During the State's case in chief, a fingerprint specialist and an investigator with the State Patrol, in response to questions from both the State and the defense, stated that although the knife was examined for fingerprints, none were found. They also acknowledged that the State Patrol had experts who dealt with hair examinations, blood types, and tests for the presence of fibers or metal filings, but not one of these examinations was done.
As part of his defense, the defendant had subpoenaed two persons from the State Patrol criminal laboratory to testify. The State moved in limine to prohibit the witnesses from testifying as to what possible tests could have been run on the knife, as well as on the chair and defendant's clothing, on the ground that such evidence was not relevant. The motion was sustained.
The only showing in the nature of an offer of proof consisted of argument by trial counsel that there were certain tests which could have been performed which might have included or excluded the defendant as having the weapon in his possession. Counsel was unable to state just what tests could have been performed or what the tests could demonstrate. It was defendant's position that he would want to ask the subpoenaed witnesses questions to make that determination.
The sixth amendment to the U.S. Constitution guarantees to a defendant "compulsory process for obtaining witnesses in his favor." (Emphasis supplied.) That clause is violated when a defendant is arbitrarily deprived of testimony that would have been relevant, material, and vital to the defense. United States v. Valenzuela-Bernal, 458 U.S. 858, 102 S. Ct. 3440, 73 L. Ed. 2d 1193 (1982). "He must at least make some plausible showing of how their [the absent witnesses'] testimony would have been both material and favorable to his defense." Id. at 867, 102 S. Ct. at 3446.
If we understand defendant's argument correctly, he contends that the proffered witnesses could have testified that the clothing contained or did not contain filings from the knife or that the knife revealed or did not reveal body secretions from the defendant. It would seem to us that all that could be deduced from that testimony would be that if tests had been run, they would either have shown that the defendant had the knife on his person or that perhaps he did not.

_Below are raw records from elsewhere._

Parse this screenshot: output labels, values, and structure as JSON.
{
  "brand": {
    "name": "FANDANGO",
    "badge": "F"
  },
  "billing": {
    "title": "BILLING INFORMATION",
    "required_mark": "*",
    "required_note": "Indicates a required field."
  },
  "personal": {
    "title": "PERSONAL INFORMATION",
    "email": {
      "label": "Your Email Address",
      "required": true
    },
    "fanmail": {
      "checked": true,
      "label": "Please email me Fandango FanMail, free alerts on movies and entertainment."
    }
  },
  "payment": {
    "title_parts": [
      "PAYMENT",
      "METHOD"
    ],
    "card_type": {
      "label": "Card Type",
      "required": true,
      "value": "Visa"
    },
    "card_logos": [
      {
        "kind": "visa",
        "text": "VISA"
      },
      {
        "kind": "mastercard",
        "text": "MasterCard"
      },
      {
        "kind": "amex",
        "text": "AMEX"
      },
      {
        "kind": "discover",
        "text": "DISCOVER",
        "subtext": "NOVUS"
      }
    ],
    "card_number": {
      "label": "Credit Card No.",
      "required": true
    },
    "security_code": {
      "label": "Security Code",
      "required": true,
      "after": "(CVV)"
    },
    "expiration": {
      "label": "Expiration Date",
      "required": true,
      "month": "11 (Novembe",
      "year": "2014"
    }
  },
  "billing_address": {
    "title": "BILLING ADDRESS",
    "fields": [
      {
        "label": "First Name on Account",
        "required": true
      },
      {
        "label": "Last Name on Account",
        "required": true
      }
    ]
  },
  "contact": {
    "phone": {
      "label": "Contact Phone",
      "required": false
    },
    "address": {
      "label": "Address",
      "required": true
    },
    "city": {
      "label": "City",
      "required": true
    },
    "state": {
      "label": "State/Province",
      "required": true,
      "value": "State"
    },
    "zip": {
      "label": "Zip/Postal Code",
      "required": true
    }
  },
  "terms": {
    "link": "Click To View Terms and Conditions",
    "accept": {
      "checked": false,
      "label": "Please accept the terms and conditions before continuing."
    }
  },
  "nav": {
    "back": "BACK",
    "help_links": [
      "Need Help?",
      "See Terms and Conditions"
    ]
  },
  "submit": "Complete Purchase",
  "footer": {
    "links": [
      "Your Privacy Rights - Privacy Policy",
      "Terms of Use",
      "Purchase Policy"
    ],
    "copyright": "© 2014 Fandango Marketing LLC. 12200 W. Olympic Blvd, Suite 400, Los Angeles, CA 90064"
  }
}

Furthermore, there is no requirement that we know of that the State, during its investigation, must "leave no stone unturned." The prosecution may not deliberately withhold evidence which it knows or has reason to know will be beneficial to the defendant. Brady v. Maryland, 373 U.S. 83, 83 S. Ct. 1194, 10 L. Ed. 2d 215 (1963). "If everything that might influence a jury *224 must be disclosed, the only way a prosecutor could discharge his constitutional duty would be to allow complete discovery of his files as a matter of routine practice." United States v. Agurs, 427 U.S. 97, 109, 96 S. Ct. 2392, 49 L. Ed. 2d 342 (1976).
The defendant here seems to be urging the adoption of the "conceivable benefit" test employed by the court of appeals and rejected by the Supreme Court in Valenzuela-Bernal.So it is with the "conceivable benefit" test. Given the vagaries of a typical jury trial, it would be a bold statement indeed to say that the testimony of any missing witness could not have "conceivably benefited" the defense. To us, the number of situations which will satisfy this test is limited only by the imaginations of judges or defense counsel.
Valenzuela-Bernal, supra at 866-67.
The testimony of the rejected witnesses, as far as we know, would have been both cumulative and lacking in relevancy. We believe the situation here is not so different from that existing in State v. Vernon, 218 Neb. 539, 356 N.W.2d 887 (1984), in which we rejected defendant's claim that the State must preserve the defendant's breath sample taken in a suspected DWI case because a later test of the defendant's choosing might have revealed a lower blood alcohol level.
The judgment of the district court was correct and is affirmed.